What you should do: Comb through the entries for "image" and pull out each line that holds it.

Exercise input:
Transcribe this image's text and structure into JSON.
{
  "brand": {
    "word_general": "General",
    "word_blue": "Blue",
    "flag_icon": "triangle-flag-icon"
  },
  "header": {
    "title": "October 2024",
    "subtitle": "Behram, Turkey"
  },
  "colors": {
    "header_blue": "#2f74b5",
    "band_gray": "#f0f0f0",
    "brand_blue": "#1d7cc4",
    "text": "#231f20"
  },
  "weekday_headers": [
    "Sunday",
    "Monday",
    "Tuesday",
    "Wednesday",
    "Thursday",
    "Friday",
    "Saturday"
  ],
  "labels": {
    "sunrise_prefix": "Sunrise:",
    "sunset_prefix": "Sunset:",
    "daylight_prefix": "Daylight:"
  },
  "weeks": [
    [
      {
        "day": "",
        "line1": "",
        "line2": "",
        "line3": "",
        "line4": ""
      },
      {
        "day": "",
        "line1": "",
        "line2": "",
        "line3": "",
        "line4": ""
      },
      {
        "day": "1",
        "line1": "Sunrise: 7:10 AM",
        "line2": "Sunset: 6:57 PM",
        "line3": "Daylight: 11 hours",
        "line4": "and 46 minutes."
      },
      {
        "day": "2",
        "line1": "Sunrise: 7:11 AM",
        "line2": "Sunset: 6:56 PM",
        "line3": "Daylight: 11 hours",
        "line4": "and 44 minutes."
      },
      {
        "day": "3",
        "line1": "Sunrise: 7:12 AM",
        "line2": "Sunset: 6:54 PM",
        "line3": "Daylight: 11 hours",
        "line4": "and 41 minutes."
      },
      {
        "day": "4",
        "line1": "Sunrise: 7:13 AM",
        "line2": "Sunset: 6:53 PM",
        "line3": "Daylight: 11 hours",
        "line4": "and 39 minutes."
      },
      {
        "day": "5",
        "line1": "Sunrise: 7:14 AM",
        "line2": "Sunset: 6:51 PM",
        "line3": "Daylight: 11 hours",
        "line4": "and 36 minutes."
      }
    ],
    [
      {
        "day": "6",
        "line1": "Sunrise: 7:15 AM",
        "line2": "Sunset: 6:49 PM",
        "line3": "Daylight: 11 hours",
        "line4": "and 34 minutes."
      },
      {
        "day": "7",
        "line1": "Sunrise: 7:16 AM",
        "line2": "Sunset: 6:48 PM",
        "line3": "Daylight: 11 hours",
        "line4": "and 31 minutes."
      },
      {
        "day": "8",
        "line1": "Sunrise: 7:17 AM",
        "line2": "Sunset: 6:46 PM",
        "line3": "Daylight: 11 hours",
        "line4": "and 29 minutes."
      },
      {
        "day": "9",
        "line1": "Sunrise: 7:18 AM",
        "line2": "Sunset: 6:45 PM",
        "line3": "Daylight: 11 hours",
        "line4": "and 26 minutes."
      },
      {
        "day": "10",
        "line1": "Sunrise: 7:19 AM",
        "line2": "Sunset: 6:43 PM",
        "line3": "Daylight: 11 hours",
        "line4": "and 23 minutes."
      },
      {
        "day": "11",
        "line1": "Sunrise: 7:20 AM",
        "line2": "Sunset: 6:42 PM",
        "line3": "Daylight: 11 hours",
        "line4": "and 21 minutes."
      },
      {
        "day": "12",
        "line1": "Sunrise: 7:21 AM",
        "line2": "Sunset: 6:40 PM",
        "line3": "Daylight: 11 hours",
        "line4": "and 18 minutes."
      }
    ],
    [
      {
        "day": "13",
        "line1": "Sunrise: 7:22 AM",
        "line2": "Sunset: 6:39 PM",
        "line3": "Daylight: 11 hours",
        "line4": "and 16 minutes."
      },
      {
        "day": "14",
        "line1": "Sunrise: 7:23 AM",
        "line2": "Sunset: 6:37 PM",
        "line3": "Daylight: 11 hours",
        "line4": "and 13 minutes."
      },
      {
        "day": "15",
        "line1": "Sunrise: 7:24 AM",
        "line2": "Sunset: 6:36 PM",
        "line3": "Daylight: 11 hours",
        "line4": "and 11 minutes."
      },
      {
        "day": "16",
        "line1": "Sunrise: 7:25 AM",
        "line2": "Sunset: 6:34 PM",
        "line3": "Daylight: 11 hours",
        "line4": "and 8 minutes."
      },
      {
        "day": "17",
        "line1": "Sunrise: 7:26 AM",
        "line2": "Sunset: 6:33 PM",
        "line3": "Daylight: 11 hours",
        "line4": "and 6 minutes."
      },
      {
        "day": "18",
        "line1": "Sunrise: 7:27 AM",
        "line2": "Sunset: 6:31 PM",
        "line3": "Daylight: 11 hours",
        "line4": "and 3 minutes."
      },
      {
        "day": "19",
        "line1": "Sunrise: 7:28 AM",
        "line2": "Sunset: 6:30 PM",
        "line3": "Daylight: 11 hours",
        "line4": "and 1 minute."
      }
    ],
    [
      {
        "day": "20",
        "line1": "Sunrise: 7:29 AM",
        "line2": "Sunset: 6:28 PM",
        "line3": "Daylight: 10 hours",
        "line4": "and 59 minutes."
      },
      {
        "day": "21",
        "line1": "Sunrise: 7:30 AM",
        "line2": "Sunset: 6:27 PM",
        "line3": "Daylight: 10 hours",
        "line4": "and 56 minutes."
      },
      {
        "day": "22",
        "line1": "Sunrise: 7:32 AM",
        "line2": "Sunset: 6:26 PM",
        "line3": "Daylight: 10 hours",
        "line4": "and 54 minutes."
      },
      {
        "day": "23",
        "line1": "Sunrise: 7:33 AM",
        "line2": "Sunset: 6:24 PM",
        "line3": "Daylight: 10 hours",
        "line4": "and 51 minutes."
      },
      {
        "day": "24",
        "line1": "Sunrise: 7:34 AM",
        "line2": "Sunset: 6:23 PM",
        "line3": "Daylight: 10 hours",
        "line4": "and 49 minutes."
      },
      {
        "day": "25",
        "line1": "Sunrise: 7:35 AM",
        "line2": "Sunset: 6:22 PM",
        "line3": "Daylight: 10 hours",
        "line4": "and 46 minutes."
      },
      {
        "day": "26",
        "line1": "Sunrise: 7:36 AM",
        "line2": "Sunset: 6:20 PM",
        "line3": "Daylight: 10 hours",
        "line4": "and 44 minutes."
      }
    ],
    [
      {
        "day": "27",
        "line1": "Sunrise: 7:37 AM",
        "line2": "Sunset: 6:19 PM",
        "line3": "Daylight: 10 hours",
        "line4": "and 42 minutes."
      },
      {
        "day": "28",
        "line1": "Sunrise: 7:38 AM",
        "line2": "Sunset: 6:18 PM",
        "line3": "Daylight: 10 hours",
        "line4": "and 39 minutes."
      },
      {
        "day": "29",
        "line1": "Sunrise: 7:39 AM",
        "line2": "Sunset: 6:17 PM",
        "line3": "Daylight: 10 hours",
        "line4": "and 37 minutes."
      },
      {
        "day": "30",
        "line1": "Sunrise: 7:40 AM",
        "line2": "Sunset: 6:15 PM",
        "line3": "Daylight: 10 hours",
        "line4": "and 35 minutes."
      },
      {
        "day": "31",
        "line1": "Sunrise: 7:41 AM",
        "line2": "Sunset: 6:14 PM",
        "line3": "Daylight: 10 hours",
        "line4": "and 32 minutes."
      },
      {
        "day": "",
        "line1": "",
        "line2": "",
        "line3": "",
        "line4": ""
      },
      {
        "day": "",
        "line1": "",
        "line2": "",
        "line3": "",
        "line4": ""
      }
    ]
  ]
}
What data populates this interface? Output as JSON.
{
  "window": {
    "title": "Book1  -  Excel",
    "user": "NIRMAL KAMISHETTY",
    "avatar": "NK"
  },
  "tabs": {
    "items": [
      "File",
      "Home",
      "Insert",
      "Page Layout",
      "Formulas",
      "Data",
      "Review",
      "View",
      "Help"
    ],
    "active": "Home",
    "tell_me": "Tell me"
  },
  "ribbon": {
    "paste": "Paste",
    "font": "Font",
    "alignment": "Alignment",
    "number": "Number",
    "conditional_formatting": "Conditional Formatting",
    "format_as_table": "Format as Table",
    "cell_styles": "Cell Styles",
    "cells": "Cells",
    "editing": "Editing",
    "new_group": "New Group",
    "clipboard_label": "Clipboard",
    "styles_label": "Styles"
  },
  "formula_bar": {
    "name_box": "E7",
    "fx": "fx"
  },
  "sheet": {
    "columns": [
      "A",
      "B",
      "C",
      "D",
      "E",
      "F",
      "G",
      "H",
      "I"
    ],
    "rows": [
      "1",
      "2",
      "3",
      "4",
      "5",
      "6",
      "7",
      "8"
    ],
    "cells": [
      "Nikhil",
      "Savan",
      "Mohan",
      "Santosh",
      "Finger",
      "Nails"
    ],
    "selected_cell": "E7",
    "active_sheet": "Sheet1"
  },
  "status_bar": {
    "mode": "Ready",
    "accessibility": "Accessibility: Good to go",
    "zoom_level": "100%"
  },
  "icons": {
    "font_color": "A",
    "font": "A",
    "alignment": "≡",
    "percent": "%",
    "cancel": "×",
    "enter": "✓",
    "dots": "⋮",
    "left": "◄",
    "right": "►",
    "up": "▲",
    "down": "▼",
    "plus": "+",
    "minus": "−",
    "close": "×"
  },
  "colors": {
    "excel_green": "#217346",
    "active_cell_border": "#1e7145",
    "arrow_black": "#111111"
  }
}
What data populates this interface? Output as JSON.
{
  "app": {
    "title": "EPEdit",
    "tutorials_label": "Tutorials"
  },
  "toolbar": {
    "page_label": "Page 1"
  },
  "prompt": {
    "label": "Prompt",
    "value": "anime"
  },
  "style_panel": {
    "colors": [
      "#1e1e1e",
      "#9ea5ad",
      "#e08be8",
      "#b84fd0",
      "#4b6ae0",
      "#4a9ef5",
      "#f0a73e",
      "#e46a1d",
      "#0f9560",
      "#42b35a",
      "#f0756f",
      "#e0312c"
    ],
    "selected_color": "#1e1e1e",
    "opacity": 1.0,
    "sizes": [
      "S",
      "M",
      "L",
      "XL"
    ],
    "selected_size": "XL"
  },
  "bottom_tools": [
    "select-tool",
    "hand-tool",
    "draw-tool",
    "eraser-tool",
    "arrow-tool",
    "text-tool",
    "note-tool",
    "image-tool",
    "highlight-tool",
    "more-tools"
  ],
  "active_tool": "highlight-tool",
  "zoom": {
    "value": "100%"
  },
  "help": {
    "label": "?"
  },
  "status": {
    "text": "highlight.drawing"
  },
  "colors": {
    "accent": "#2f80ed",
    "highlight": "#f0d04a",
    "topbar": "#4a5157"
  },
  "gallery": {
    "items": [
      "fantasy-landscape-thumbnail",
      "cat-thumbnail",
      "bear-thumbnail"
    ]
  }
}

Result below:
Transcribe this image's text and structure into JSON.
    "image-tool",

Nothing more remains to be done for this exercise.